The third rule of composition is the rule of space. This rule suggests that you should leave enough space around your subject to allow it to breathe. Don’t overcrowd your photo with too many subjects or details.
The fourth rule of composition is the rule of lead room. This rule suggests that you should leave enough space in the direction your subject is looking to allow it to lead the viewer’s eye into the photo.
The fifth rule of composition is the rule of symmetry. This rule suggests that you should mirror your photo’s subject or objects in order to create a sense of balance.
The sixth and final rule of composition is the rule of perspective. This rule suggests that you should use perspective to your advantage in order to create more interesting photos. For example, you can use a wide-angle lens to create a distorted perspective or to make a small object appear larger than it is.
How do I compose a photo?
When composing a photo, there are a few things you need to consider in order to create a well-balanced and visually appealing image.
The first thing to think about is the subject of your photo. What is the main focus of the picture? Once you have decided on the subject, you need to place it in the frame in a way that is pleasing to the eye. Try to use the Rule of Thirds to help you with this.
The Rule of Thirds is a photography rule that suggests that you should divide the frame into nine equal parts, with two horizontal lines and two vertical lines. The subject of your photo should be placed along these lines or at the intersections of these lines. This will help to create a more balanced and visually appealing image.
You also need to consider the lighting in your photo. Natural light is always best, but if you are taking photos indoors, try to find a spot that is well-lit. If you are using artificial light, make sure that it is not too harsh and that it is diffused in some way.
Another thing to think about when composing a photo is the composition of the image. This includes the angle of the shot, the use of leading lines, and the placement of objects in the frame.
Finally, don’t forget to pay attention to the details. Make sure that the focus is sharp and that the image is free of distractions.
By following these tips, you can create photos that are both well-balanced and visually appealing.

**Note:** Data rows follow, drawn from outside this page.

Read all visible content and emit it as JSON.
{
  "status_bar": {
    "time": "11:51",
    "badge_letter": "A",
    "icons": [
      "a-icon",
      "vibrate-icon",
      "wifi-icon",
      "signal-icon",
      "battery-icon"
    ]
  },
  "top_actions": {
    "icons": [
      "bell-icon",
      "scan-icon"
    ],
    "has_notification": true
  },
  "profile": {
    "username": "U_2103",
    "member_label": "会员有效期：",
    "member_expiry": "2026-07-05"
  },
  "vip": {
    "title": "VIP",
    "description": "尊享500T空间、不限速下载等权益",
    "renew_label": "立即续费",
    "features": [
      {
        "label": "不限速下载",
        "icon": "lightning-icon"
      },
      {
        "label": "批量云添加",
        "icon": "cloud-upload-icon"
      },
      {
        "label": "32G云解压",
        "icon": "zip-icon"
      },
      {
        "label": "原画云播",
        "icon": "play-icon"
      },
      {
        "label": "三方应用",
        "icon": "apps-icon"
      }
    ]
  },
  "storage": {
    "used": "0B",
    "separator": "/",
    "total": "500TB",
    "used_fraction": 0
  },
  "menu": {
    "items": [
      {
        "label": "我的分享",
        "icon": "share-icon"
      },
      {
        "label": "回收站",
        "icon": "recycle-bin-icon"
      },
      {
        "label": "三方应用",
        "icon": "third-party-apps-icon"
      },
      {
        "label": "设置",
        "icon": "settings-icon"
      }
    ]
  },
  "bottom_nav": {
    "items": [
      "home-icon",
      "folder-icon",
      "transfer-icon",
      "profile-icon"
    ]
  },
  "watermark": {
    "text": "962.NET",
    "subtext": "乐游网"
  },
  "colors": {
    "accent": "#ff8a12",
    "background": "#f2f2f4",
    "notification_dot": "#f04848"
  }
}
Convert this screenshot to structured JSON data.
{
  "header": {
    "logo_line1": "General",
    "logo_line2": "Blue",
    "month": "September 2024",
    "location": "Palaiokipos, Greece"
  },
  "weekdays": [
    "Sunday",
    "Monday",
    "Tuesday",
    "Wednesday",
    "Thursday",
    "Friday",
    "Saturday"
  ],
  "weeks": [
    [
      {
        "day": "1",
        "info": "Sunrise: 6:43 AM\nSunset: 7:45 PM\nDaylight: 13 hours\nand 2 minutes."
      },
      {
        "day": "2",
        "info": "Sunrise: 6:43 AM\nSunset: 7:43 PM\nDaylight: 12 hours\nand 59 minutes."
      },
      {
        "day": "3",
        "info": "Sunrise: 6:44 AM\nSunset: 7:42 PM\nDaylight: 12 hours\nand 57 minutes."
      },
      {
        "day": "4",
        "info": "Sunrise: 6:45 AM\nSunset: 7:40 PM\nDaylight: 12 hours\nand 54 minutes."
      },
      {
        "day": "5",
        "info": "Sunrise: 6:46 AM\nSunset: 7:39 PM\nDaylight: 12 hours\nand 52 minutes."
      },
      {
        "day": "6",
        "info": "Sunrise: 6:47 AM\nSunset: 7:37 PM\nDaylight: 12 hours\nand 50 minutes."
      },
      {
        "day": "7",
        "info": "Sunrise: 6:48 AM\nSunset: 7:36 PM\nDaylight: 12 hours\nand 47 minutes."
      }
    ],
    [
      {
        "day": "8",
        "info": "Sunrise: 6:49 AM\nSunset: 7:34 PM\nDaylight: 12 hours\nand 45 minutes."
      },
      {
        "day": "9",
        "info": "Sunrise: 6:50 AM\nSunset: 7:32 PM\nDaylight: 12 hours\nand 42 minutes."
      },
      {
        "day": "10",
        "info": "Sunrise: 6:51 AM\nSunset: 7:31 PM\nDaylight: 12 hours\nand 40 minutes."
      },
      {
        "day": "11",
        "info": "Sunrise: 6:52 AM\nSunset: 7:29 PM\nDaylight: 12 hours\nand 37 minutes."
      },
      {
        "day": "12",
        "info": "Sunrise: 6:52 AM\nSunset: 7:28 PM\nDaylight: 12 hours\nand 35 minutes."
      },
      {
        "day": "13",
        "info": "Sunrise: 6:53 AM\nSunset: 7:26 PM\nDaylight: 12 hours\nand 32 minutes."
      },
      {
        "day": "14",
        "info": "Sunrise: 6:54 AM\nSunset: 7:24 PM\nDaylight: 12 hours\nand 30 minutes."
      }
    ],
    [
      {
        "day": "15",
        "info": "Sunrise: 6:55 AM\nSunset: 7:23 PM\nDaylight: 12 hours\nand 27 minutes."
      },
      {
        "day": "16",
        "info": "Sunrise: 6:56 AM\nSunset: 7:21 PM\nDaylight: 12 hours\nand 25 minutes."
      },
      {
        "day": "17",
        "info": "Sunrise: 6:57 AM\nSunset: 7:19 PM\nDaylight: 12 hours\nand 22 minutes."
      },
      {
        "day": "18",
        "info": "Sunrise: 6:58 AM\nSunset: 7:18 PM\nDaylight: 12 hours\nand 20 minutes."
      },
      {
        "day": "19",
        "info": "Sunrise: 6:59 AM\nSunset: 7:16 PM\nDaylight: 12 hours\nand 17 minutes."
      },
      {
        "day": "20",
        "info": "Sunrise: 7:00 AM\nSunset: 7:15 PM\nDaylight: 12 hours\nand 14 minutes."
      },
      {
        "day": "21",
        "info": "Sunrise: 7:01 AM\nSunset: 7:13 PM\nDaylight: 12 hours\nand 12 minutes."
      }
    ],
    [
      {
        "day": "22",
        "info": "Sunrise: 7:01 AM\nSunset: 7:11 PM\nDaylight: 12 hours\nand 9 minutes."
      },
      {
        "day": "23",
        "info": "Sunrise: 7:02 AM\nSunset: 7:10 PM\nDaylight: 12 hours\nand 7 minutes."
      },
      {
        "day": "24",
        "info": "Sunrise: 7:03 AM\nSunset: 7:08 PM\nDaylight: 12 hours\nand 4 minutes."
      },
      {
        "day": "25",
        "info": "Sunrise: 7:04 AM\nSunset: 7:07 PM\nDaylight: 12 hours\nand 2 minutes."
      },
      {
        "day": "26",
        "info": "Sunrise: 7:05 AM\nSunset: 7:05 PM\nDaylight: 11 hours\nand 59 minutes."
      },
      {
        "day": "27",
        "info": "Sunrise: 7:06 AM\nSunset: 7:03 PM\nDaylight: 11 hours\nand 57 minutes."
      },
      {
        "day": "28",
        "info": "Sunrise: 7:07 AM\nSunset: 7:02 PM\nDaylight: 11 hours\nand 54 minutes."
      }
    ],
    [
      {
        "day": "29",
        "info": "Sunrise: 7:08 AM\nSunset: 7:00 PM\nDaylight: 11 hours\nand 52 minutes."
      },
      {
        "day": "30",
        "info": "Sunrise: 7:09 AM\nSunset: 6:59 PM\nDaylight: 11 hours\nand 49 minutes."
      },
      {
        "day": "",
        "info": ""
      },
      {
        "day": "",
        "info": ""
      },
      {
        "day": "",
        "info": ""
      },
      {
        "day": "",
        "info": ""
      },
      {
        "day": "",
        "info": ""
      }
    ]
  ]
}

What are the golden rules of photography?
There are a few golden rules of photography that, if followed, should help you take better photos. These rules are not hard and fast, and there are always exceptions to them, but if you keep them in mind when you are shooting, you will likely see an improvement in your photos.
The first golden rule of photography is to always shoot in RAW mode. This is a file format that captures more data than a JPEG, and it allows you to make more adjustments to your photos in post-processing. RAW photos also tend to have less noise than JPEGs.
The second golden rule is to use a tripod whenever possible. This will help you to keep your photos sharp and in focus.
The third golden rule is to use the rule of thirds. This is a rule that suggests that you should position your subject off-center in your photo, rather than in the center. This will help to create more interesting photos.
The fourth golden rule is to always use a lens with a wider aperture. This will allow you to create photos with a shallow depth of field, which can be very striking.
The fifth golden rule is to get to know your camera. This means learning how to use all of the different settings and features, and experimenting with them. The more you know about your camera, the better your photos will be.
What is the 2 second rule in photography?
The two-second rule is a basic guideline in photography that states that a subject should be moved at least two seconds before taking the picture. This guideline helps to ensure that the subject is in motion and not blurry in the photograph. There are a few exceptions to this rule, such as when photographing a waterfall or other moving water, but it is generally a good rule of thumb to follow.